------ Records for the exercise
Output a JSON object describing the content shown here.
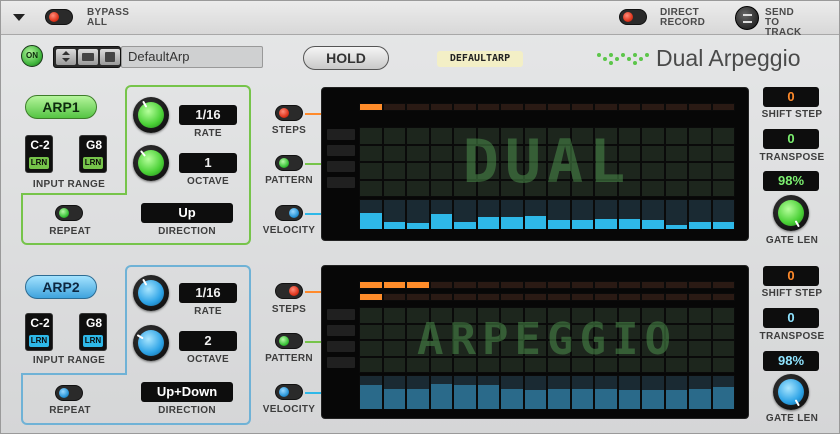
{
  "topbar": {
    "menu_icon": "triangle-down-icon",
    "bypass_label": "BYPASS ALL",
    "direct_record_label": "DIRECT RECORD",
    "send_to_track_label": "SEND TO TRACK",
    "send_icon": "send-to-track-icon"
  },
  "header": {
    "on_label": "ON",
    "patch_name": "DefaultArp",
    "hold_label": "HOLD",
    "tag_label": "DEFAULTARP",
    "product_name": "Dual Arpeggio",
    "logo_icon": "dot-wave-logo-icon"
  },
  "arp1": {
    "title": "ARP1",
    "range_low": "C-2",
    "range_high": "G8",
    "lrn": "LRN",
    "input_range_label": "INPUT RANGE",
    "rate": "1/16",
    "rate_label": "RATE",
    "octave": "1",
    "octave_label": "OCTAVE",
    "repeat_label": "REPEAT",
    "direction": "Up",
    "direction_label": "DIRECTION",
    "steps_label": "STEPS",
    "pattern_label": "PATTERN",
    "velocity_label": "VELOCITY",
    "shift_step": "0",
    "shift_step_label": "SHIFT STEP",
    "transpose": "0",
    "transpose_label": "TRANSPOSE",
    "gate_len": "98%",
    "gate_len_label": "GATE LEN",
    "accent": "#76c44a"
  },
  "arp2": {
    "title": "ARP2",
    "range_low": "C-2",
    "range_high": "G8",
    "lrn": "LRN",
    "input_range_label": "INPUT RANGE",
    "rate": "1/16",
    "rate_label": "RATE",
    "octave": "2",
    "octave_label": "OCTAVE",
    "repeat_label": "REPEAT",
    "direction": "Up+Down",
    "direction_label": "DIRECTION",
    "steps_label": "STEPS",
    "pattern_label": "PATTERN",
    "velocity_label": "VELOCITY",
    "shift_step": "0",
    "shift_step_label": "SHIFT STEP",
    "transpose": "0",
    "transpose_label": "TRANSPOSE",
    "gate_len": "98%",
    "gate_len_label": "GATE LEN",
    "accent": "#6fb2d6"
  },
  "sequencer1": {
    "step_count": 16,
    "active_steps": [
      0
    ],
    "pattern_word": "DUAL",
    "velocities": [
      0.55,
      0.25,
      0.2,
      0.5,
      0.25,
      0.4,
      0.4,
      0.45,
      0.3,
      0.3,
      0.35,
      0.35,
      0.3,
      0.15,
      0.25,
      0.25
    ]
  },
  "sequencer2": {
    "step_count": 16,
    "active_steps": [
      0
    ],
    "range_steps": 3,
    "pattern_word": "ARPEGGIO",
    "velocities": [
      0.7,
      0.6,
      0.6,
      0.75,
      0.7,
      0.7,
      0.6,
      0.55,
      0.6,
      0.6,
      0.6,
      0.55,
      0.55,
      0.55,
      0.6,
      0.65
    ]
  }
}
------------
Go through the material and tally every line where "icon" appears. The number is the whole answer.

• _Answer below_:
3